# Homework Help: Verifying that a critical damped oscillator approaches zero the fastest.

1. Jan 7, 2009

### Quantumpencil

1. The problem statement, all variables and given/known data

Not actually a homework problem, just something from my book I'm trying to verify.

2. Relevant equations

The general form of the equation for damped oscillations...

$$\ x(t) = e^{-\gamma t}(Ae^{\sqrt{\gamma^{2}-\omega^{2}}t}+Be^{-\sqrt{\gamma^{2}-\omega^{2}}t})$$

Here gamma = b/m, where b is the constant associated with the strength of a velocity dependent damping force. (A and B are constants determined by the initial conditions)

and omega is the angular frequency, root (k/m).

And, in the critically damped case, the solution is

$$\ x(t) = e^{-\gamma t}(A+Bt)$$

3. The attempt at a solution

It's obvious that it b<k, that is gamma<omega, then when the oscillation is critically damped (gamma = omega), it will reach zero more quickly. When the oscillation is underdamped, then the exponents in the larger expression in parenthesis are imaginary, so we have simple harmonic motion falling off as e^-gamma(t), and since gamma is less than omega, this expression reaches zero faster than in the critically damped case, which falls off as e^-omega(t).

However when the oscillation is overdamped, and we have b>k, gamma>omega, how can we show that the exponents (which are then positive) are still less than omega? That is, how can we show

$$\gamma-\sqrt{\gamma^{2}-\omega^{2}}\leq\omega$$

2. Jan 7, 2009

### Thaakisfox

Rearranging the inequality etc.:

$$\gamma -\omega \leq \sqrt{\gamma^2-\omega^2}$$

But we know that: $$\gamma-\omega = \sqrt{\gamma-\omega}\sqrt{\gamma-\omega}$$.

So we have:

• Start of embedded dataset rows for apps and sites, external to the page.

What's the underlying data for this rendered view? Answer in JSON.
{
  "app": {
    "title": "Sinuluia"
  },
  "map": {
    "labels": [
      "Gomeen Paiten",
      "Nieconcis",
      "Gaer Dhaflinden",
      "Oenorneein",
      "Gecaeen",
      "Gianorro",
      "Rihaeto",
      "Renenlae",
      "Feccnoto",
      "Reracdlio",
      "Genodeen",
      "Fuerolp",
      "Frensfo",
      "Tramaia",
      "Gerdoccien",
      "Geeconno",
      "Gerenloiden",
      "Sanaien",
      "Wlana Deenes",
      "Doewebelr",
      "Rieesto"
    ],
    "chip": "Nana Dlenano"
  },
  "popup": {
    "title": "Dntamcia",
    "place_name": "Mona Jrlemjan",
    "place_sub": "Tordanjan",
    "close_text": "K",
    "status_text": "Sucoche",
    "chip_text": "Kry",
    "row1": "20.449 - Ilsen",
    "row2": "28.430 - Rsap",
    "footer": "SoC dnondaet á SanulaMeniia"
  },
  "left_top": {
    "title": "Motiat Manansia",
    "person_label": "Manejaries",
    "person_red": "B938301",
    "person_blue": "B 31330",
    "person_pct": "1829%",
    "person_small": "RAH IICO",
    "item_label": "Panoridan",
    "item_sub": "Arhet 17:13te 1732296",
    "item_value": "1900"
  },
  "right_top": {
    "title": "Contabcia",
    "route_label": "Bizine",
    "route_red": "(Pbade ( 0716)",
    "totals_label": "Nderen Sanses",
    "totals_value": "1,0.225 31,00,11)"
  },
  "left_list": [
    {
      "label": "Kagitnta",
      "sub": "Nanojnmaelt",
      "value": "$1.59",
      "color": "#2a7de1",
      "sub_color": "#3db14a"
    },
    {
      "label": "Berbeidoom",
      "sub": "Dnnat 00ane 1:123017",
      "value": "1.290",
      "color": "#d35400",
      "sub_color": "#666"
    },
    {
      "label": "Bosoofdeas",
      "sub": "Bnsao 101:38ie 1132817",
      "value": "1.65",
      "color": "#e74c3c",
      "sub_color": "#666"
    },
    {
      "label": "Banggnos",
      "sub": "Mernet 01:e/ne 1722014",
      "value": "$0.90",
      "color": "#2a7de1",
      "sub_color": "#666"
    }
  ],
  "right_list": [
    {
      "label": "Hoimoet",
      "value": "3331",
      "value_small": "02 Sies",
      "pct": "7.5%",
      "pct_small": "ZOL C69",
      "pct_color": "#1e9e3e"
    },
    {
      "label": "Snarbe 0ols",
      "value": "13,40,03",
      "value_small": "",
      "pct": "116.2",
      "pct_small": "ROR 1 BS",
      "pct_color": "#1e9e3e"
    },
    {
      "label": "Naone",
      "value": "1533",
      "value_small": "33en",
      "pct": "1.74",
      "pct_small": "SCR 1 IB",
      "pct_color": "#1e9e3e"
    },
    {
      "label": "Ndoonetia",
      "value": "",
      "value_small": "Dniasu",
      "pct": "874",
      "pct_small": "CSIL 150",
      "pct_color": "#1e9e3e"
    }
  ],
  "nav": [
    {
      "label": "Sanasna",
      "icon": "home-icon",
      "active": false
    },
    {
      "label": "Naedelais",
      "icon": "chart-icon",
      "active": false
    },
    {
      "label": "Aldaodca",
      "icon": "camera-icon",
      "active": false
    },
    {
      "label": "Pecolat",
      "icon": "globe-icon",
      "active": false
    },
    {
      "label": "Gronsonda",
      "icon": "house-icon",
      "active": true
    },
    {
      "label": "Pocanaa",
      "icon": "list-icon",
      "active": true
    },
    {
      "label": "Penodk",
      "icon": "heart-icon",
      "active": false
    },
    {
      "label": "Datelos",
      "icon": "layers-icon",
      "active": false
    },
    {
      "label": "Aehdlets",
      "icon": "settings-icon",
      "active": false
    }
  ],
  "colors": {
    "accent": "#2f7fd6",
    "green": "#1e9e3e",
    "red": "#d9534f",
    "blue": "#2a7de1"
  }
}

$$\sqrt{\gamma-\omega}\sqrt{\gamma-\omega} \leq \sqrt{\gamma-\omega}\sqrt{\gamma+\omega}$$

Wich is obviously true, since $$\gamma > \omega$$